I was about to pull out of my driveway and head to work when I glanced at my cell phone.
I had seven voicemails! Who could have called me so many times?
I listened to the first message, and it was my youngest daughter, Kaci, distraught and crying. You can never understand her on the phone when she’s upset, but I knew it was her. What could be wrong? So, I listened to the next message. Again, her crying, never staying on the phone more than a couple of seconds.
As I quickly headed to her school, my mind began to imagine the problem. Had someone hurt her? Had the teacher addressed her harshly? … Still, the next two voicemails were even shorter, some with only whines.
I was about in tears when I pulled into the school parking lot. I rushed to the office. “I have to talk to my daughter,” I said with urgency. “She called me on the phone distraught.”
One of the women in the school office told me Kaci was in the gym, so we quickly walked to her P.E. class. (Had she broken her arm? Was she hurt?)
When we arrived at the gym, I saw my little 10-year-old swinging a racquet and playing with the other children. She looked fine, so I was puzzled. I motioned for her to come to the door.
When she was asked if she had called me that morning, she said, “No.” …. But she had called two weeks ago. And then I remembered getting a phone call on our home phone weeks earlier. She had been upset because she had thought an envelope with money for school pictures was missing … It wasn’t. It was in her notebook. So, she quickly recovered from her tears.
Or so I thought. I didn’t realize she had tried calling my cell phone several times. Aren’t cell phones grand? I’m not sure if anyone else’s phone does this, but sometimes I don’t get a message alerting me to voicemails.

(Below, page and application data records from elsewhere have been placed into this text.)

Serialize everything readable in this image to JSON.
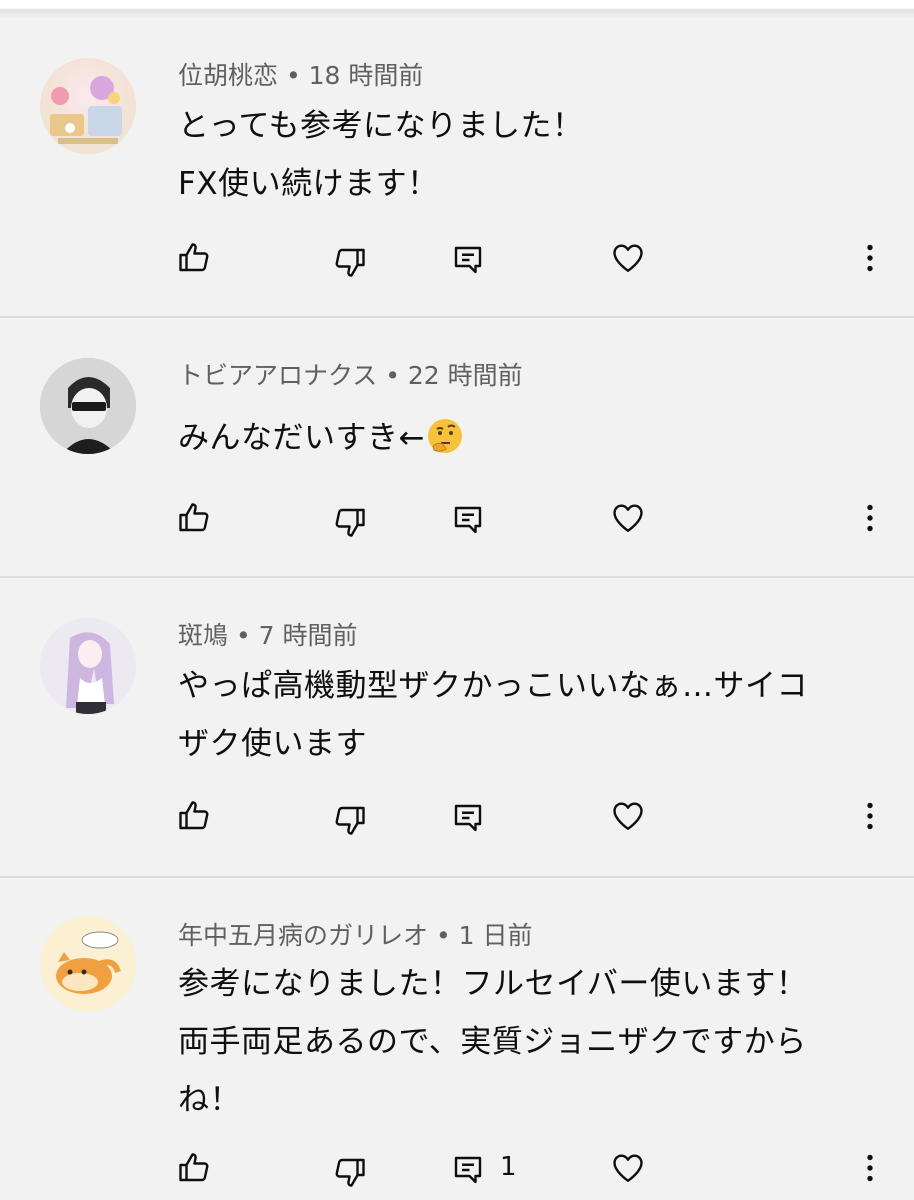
{
  "comments": [
    {
      "author": "位胡桃恋",
      "time": "18 時間前",
      "lines": [
        "とっても参考になりました！",
        "FX使い続けます！"
      ],
      "reply_count": ""
    },
    {
      "author": "トビアアロナクス",
      "time": "22 時間前",
      "lines": [
        "みんなだいすき←",
        ""
      ],
      "emoji": "thinking-face-icon",
      "reply_count": ""
    },
    {
      "author": "斑鳩",
      "time": "7 時間前",
      "lines": [
        "やっぱ高機動型ザクかっこいいなぁ…サイコ",
        "ザク使います"
      ],
      "reply_count": ""
    },
    {
      "author": "年中五月病のガリレオ",
      "time": "1 日前",
      "lines": [
        "参考になりました！フルセイバー使います！",
        "両手両足あるので、実質ジョニザクですから",
        "ね！"
      ],
      "reply_count": "1"
    }
  ],
  "meta_separator": " • ",
  "icons": {
    "like": "thumbs-up-icon",
    "dislike": "thumbs-down-icon",
    "reply": "reply-icon",
    "heart": "heart-icon",
    "more": "more-vertical-icon"
  },
  "colors": {
    "background": "#f2f2f2",
    "divider": "#dcdcdc",
    "meta_text": "#606060",
    "body_text": "#0f0f0f"
  }
}
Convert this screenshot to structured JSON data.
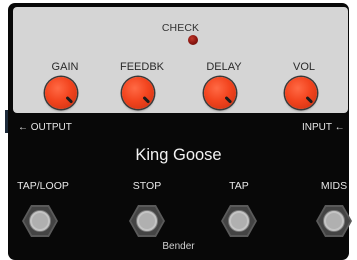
{
  "pedal": {
    "name": "King Goose",
    "brand": "Bender",
    "check_label": "CHECK"
  },
  "knobs": [
    {
      "label": "GAIN"
    },
    {
      "label": "FEEDBK"
    },
    {
      "label": "DELAY"
    },
    {
      "label": "VOL"
    }
  ],
  "jacks": {
    "output": "← OUTPUT",
    "input": "INPUT ←"
  },
  "footswitches": [
    {
      "label": "TAP/LOOP"
    },
    {
      "label": "STOP"
    },
    {
      "label": "TAP"
    },
    {
      "label": "MIDS"
    }
  ],
  "colors": {
    "enclosure": "#080808",
    "panel": "#d5d5d5",
    "knob": "#f3451f",
    "led": "#8a1510",
    "footswitch": "#b5b5b5"
  },
  "icons": {
    "led": "status-led",
    "footswitch": "hexagon-footswitch"
  }
}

Then, one day I’ll get one that seems to push all the voicemails forward at once.
So, I left her school that morning, relieved but mentally shaken.
When I retold this story to my family, my oldest daughter reminded me of a time last year when my worry took me a little over the top, too.
I showed up at her middle school with two pairs of pants and a sandwich.
I thought she had ripped her pants (I had seen a dark spot on her jeans when she boarded the bus, so I thought they were torn.) And news reports of tainted peanut butter panicked me because I had packed her a peanut butter and jelly sandwich.
Well, the rip turned out to be a sticker on her jeans. But I still made her switch out the sandwiches.
My children might laugh at me for my antics, but it’s just my nature. I will always worry about my kids. — Linda Lynn